Endangered species are those animals, birds and fish that are in immediate danger of becoming extinct. The main reasons for this danger are the loss of natural habitat, environmental pollution and the introduction of other species. Nearly one-third of the amphibians, about half the turtles, one out of every eight birds and one out of every four mammals are faced with extinction [source: Smithsonian]. In 1973 the United States Congress passed the Endangered Species Act, in an effort to protect those animals, fish and plants that were in danger of becoming extinct [source: FWS]. There are many national organizations that are involved in protecting endangered species. If you get involved and support these organizations you will be helping to protect endangered species. Here are some ways you can help protect endangered species.

  • Join the National Wildlife Organization.
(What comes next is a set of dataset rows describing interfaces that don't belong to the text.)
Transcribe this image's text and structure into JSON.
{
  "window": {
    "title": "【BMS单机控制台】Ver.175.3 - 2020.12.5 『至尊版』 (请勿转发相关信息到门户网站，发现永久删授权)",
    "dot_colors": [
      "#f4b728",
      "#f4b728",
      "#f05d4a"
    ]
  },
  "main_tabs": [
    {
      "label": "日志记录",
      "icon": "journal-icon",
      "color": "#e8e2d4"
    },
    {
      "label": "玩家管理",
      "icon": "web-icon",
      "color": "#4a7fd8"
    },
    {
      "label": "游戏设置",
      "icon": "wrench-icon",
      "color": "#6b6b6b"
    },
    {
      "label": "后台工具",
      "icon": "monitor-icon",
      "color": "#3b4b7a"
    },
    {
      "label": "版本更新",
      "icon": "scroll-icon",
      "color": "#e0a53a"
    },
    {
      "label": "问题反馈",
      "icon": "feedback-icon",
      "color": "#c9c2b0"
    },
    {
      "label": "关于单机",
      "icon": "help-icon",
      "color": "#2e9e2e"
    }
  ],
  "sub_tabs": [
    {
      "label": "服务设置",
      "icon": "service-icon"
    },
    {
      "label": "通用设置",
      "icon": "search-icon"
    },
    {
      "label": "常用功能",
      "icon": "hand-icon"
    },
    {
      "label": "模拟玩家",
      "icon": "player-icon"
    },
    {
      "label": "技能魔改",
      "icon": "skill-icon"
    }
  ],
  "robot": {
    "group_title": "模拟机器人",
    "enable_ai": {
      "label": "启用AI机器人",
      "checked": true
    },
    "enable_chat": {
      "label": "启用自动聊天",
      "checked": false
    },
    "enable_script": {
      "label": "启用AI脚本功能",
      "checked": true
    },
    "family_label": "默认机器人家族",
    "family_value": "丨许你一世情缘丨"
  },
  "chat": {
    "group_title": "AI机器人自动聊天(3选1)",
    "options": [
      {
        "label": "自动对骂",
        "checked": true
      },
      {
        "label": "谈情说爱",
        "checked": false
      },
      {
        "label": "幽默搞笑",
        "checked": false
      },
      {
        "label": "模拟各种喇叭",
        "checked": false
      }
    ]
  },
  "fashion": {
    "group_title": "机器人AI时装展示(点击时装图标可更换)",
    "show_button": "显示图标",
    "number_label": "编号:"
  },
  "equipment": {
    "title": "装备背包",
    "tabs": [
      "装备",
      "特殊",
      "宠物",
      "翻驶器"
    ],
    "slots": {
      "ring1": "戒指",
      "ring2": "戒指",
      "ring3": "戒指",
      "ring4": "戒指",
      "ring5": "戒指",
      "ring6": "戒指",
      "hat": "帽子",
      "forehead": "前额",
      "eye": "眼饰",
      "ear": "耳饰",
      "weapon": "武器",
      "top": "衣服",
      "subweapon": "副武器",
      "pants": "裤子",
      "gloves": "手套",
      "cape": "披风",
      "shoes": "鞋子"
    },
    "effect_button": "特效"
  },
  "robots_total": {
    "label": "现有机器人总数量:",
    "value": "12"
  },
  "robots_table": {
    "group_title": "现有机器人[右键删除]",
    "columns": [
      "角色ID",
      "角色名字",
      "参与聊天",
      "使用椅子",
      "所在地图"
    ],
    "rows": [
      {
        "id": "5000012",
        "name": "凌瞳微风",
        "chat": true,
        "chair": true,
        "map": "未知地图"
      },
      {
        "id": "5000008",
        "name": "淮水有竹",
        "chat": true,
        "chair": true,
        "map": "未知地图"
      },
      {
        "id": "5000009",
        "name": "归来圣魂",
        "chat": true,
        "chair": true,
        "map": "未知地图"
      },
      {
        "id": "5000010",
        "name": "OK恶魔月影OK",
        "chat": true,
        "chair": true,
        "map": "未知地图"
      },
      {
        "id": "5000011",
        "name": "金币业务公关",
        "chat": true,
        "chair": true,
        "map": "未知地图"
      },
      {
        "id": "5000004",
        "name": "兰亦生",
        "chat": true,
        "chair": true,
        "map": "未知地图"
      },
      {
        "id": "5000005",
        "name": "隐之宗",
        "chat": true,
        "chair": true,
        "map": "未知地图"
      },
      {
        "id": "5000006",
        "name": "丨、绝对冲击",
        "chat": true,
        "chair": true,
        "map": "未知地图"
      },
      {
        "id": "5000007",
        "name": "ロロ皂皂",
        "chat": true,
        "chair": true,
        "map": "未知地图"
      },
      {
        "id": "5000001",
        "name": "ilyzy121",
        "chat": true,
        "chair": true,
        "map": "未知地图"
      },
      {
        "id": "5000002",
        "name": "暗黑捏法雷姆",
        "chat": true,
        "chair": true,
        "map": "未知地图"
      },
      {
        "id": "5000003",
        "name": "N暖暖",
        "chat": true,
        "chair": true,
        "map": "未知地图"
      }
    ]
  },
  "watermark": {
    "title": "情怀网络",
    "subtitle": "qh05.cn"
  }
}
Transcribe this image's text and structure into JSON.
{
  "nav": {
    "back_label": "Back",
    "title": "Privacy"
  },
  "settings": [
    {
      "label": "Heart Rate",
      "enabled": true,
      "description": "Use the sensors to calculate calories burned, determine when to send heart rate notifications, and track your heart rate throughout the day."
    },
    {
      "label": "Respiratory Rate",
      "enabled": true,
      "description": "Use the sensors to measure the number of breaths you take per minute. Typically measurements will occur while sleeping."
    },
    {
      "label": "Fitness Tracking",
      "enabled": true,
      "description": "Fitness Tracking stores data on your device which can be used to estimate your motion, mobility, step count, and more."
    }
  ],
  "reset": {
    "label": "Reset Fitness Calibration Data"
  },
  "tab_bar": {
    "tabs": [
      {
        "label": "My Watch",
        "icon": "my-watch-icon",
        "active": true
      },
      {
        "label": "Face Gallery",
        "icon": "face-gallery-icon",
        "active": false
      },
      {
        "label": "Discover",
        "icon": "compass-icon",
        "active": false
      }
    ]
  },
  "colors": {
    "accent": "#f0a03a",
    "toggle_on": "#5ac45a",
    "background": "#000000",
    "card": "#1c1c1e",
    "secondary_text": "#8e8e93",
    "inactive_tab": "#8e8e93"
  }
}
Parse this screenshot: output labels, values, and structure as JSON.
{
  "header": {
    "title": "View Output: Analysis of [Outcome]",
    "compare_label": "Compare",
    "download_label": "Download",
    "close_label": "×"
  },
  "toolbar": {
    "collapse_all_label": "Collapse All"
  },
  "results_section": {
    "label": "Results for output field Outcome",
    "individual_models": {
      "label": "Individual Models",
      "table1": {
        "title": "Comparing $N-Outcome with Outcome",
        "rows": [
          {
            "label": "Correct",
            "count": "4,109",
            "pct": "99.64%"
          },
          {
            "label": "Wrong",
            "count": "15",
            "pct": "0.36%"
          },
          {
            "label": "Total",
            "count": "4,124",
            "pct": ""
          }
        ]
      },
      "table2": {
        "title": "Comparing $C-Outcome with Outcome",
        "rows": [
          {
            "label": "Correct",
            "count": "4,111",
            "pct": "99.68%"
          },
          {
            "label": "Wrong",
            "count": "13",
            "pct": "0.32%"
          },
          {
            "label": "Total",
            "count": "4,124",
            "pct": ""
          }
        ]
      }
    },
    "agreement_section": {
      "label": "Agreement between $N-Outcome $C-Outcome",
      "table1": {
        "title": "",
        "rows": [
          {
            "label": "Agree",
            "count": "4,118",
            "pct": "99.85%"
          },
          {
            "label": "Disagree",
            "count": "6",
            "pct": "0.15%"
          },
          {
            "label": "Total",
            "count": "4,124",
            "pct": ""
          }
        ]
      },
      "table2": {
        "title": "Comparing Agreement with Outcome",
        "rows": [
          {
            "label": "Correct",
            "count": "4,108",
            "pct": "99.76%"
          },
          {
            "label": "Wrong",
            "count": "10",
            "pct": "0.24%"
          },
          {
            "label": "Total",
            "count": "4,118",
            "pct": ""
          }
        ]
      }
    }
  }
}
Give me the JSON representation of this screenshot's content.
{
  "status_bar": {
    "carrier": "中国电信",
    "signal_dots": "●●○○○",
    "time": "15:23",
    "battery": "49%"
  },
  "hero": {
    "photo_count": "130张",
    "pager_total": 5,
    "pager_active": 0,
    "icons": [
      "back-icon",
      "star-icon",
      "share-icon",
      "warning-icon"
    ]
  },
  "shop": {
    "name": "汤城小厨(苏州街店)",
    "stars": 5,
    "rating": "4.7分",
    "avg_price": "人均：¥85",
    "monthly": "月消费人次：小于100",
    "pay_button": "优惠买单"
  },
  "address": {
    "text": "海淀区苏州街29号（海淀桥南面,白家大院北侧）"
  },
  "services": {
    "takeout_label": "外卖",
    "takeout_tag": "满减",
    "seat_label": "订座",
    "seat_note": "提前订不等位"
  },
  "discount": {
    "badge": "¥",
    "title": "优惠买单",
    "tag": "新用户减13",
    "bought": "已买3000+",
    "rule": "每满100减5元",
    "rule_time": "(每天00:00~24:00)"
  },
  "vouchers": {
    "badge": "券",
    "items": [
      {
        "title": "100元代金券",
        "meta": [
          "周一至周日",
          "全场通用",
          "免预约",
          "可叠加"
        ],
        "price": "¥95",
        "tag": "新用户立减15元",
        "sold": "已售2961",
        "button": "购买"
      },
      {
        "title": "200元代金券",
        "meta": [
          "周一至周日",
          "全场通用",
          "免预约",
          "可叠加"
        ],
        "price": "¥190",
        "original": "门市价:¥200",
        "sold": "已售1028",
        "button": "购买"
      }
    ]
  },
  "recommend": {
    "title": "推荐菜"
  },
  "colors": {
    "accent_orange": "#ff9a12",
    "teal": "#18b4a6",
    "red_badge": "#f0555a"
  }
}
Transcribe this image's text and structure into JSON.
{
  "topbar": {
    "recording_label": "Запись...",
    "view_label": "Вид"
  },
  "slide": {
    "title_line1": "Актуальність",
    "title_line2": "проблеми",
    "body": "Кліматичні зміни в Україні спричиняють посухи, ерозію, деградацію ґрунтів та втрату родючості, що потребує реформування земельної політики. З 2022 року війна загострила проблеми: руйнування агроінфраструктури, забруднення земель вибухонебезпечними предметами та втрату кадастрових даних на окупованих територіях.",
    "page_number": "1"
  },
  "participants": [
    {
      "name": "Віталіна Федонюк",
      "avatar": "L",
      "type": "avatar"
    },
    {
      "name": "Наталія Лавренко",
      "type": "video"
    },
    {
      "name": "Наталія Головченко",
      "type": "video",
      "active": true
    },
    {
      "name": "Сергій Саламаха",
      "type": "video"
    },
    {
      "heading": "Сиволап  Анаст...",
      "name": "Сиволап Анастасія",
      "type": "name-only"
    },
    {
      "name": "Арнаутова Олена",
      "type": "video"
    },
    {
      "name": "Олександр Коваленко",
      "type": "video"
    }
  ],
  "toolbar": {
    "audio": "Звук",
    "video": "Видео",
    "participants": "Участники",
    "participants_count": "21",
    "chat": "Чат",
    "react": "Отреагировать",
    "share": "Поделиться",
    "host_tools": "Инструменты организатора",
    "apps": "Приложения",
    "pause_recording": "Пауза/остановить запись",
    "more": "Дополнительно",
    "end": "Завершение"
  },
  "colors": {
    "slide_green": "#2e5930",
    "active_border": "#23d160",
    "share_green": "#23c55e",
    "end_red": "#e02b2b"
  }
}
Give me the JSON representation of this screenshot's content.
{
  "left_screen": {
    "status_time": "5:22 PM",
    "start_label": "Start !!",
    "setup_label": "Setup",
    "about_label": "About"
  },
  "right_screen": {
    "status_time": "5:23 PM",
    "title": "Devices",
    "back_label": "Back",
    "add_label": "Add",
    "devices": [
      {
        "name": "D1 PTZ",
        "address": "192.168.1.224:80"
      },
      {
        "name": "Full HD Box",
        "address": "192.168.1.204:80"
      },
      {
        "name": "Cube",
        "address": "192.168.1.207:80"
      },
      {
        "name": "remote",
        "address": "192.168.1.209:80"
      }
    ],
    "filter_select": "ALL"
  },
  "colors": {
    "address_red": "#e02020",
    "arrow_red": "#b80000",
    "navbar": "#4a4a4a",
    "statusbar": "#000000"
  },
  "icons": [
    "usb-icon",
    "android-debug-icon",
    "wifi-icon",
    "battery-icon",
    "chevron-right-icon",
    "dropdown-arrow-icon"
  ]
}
This organization defends and enforces the Endangered Species Act, which makes it illegal to harm endangered species. The National Wildlife Organization also holds the various federal agencies, like the Environmental Protection Agency, responsible for upholding the laws that protect endangered species. The organization tries to reduce the threats to wildlife that lead to their endangerment by encouraging limiting the use of pesticides and advocating care to avoid contamination of the water.
  • Become an advocate of the dangers of global warming. Changes in temperature due to global warming directly affect plants and animals through threats of disease, wildfires and the loss of their natural habitat [source: NWF].
  • Join and support conservation efforts, such as those advocated by the World Wildlife Fund. Through conservation, the World Wildlife Fund has successfully brought many animals back from the verge of extinction [source: WWF].
  • Lobby your congressmen to vote for all legislation that pertains to the protection of endangered species [source: MacKasson].
  • Volunteer at one of the numerous organizations dedicated to protecting endangered species. The Sierra Club, the World Wildlife Fund and the National Wildlife Federation all welcome volunteers [source: Sierra Club, NWF, WWF].